"I was deeply impacted by [Kaffir Boy] in many ways which are hard to describe. This story was certainly life changing in that it made me appreciate the simplicities which I so often take for granted. I wonder how many people have access to this book and who are those people? If anyone in a time of struggle could read this book I think it would both encourage and enlighten them to continue fighting for their beliefs."
"I was continually horrified by how the Mathabane family lived. The poverty was something I could not imagine….to be so destitute to have to do almost anything for money or food is inconceivable to me. The section about the young boys who were paid and given food in exchange for having sex with military men was especially sickening. It was so perverse and inhumane…I think this story will stay in my mind forever…It is such a horrible image of what apartheid represented."
"After reading Rivonia's Children, I was struck by the enormity and importance of what those who were involved at Rivonia accomplished. They brought international attention to the horrors of apartheid and made risky choices that would eventually lead to the end of apartheid. As members of the white upper class, these communist, white, Jewish South African citizens served as models and revolutionaries as they stepped out of their comfortable lives to advocate for the equality of blacks and whites."
"In many ways, the conditions that the blacks lived in and the prisons they were brought to reminded me of the [concentration] camps. In both cases, the police-state rule wanted a pure race of citizens, at the expense of the suffering of millions."
On the Road
May 22, 2001
We just landed in South Africa. We're really here! We moved to Rina's home for our first meal in South Africa, vegetable soup, butternut squash soup along with hearty bread and fruit. And rusks, of course. Our host families joined us and took us off to beds and baths. Simple pleasures!
Tomorrow some of our students will ride the 5:30 A.M. bus with the children. Several will stay on a local farm.
Stay tuned for details and photos of upcoming travels!
May 23, 2001
Up with the birds! We all met in the teachers' lounge before the bell ringer called children to class. The teachers have opened up their hearts and classrooms to our students. Our students have responded by jumping right in and working with the children. We've begun gathering data for our research projects and case studies.

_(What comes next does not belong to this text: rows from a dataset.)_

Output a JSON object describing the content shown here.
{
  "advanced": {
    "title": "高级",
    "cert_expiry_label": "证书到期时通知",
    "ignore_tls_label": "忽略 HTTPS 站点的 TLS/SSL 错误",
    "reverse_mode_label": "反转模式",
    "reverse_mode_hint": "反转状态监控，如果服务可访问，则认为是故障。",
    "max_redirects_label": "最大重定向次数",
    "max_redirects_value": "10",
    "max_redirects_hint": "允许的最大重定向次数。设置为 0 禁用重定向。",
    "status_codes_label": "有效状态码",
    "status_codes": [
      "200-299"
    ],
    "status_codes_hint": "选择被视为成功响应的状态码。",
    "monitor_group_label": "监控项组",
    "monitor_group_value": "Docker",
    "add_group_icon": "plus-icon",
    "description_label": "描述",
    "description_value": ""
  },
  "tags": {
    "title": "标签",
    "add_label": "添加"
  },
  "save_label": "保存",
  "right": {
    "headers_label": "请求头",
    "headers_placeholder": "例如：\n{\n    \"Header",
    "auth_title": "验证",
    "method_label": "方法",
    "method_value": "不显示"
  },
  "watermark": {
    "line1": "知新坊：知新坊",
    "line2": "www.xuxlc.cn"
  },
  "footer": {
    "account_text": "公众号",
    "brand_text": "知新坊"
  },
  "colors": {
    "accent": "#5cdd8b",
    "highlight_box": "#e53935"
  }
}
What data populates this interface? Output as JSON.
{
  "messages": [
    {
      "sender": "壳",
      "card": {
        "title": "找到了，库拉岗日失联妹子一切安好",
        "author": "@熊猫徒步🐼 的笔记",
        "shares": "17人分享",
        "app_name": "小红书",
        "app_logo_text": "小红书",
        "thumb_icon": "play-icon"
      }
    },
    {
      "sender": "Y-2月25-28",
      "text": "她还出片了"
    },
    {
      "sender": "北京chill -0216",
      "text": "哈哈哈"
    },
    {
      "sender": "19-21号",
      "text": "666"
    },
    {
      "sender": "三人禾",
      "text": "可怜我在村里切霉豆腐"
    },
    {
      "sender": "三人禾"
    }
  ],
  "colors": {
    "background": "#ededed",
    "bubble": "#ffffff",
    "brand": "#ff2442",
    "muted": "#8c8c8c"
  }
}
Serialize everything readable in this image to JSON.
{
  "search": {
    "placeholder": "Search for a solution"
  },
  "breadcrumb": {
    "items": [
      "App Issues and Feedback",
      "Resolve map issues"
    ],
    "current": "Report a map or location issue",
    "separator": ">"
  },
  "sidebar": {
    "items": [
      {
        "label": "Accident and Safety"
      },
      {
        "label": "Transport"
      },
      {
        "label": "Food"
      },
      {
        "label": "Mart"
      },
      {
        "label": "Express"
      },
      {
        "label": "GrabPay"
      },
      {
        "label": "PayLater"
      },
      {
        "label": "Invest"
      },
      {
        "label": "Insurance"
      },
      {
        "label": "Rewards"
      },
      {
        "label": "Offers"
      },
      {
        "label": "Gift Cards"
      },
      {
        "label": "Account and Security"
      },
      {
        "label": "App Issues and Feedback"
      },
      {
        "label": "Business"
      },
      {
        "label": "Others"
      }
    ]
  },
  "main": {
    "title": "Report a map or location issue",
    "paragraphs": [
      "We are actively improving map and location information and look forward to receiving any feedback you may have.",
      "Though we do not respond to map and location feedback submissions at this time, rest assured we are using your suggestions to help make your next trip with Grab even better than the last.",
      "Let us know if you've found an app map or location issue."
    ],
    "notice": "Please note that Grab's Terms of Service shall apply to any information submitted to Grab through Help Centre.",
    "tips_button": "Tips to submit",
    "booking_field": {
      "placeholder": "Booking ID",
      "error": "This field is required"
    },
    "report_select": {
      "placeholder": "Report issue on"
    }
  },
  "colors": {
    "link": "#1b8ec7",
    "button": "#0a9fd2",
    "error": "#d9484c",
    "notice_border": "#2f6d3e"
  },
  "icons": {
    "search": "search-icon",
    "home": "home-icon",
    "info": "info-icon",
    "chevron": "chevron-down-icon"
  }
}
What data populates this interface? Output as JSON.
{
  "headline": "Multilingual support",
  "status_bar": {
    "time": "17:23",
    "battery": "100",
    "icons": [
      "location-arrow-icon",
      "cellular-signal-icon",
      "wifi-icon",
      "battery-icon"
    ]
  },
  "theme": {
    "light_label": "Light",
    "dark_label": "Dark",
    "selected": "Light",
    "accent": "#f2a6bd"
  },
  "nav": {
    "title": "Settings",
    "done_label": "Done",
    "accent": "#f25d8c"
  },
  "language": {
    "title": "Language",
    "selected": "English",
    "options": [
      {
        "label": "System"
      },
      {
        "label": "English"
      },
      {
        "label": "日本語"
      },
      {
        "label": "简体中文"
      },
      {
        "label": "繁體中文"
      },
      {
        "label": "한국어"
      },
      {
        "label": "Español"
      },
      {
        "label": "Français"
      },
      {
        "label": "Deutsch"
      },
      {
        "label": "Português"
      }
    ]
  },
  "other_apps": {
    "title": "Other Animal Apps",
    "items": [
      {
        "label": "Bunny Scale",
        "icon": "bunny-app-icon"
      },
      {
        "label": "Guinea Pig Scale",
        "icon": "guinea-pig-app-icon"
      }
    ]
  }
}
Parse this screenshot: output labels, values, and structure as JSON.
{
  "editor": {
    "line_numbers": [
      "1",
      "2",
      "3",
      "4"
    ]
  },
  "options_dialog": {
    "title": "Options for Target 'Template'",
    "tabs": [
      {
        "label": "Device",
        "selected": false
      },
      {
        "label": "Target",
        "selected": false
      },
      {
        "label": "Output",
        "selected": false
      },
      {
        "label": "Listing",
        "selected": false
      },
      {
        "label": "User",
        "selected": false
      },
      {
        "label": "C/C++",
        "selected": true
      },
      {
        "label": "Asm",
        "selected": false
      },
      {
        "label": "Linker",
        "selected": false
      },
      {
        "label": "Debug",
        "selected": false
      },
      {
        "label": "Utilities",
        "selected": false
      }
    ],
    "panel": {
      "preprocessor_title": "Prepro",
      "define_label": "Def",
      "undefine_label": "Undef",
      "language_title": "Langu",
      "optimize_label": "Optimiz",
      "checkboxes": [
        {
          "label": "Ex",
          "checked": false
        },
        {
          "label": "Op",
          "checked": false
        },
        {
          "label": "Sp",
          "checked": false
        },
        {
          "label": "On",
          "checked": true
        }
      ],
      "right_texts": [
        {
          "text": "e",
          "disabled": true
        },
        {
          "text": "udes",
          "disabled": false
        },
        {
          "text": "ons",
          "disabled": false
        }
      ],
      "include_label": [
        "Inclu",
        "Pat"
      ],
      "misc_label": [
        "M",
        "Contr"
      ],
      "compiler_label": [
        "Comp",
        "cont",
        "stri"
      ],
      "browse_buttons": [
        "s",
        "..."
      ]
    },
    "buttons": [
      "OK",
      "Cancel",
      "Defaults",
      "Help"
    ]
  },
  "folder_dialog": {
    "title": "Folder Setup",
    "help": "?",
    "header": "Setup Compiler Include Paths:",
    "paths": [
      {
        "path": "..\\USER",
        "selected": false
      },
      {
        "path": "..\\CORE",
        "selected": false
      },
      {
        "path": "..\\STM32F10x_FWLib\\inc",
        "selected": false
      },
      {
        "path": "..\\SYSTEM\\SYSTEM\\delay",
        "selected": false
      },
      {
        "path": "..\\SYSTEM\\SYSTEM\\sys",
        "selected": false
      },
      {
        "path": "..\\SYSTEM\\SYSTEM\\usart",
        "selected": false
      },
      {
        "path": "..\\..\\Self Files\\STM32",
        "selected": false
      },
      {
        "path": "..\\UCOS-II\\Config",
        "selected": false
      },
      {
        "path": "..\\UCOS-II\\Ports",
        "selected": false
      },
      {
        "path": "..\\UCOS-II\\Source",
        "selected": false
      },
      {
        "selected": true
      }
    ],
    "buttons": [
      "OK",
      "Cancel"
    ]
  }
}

Evening entertainment was unexpected! We visited Hammanskraal in Kwa Mhlanga Township with a tour bus and local guides. First stop a taste of sorghum beer at a small spaza shop. Next stop Nelson Mandela Square and gum boot dancers. Power was out at our third stop, where a traditional healer, a Sangoma, read the bones and promised Chris a long healthy life and a new car. We ended the evening at a local shebeen with grilled chicken, beer, pap and sheba-our first braai-and much dancing. Students were stunned as all of their teachers got up and moved to the drumbeat.
Buppy, Raissa, Thabang and Lerato work together to create quilt squares for the exhibit.
Liz and Rebecca make playdough for the preschool.
Children in Anastasia's class enjoy the homeade playdough.
The Skidmore College Educational team (see more below).
For additional information about the journey contact:
Karen Brackett or Susan Lehr
Co-Directors of the Study Program in South Africa
Phone: (518) 580-5140 Fax (518)580-5146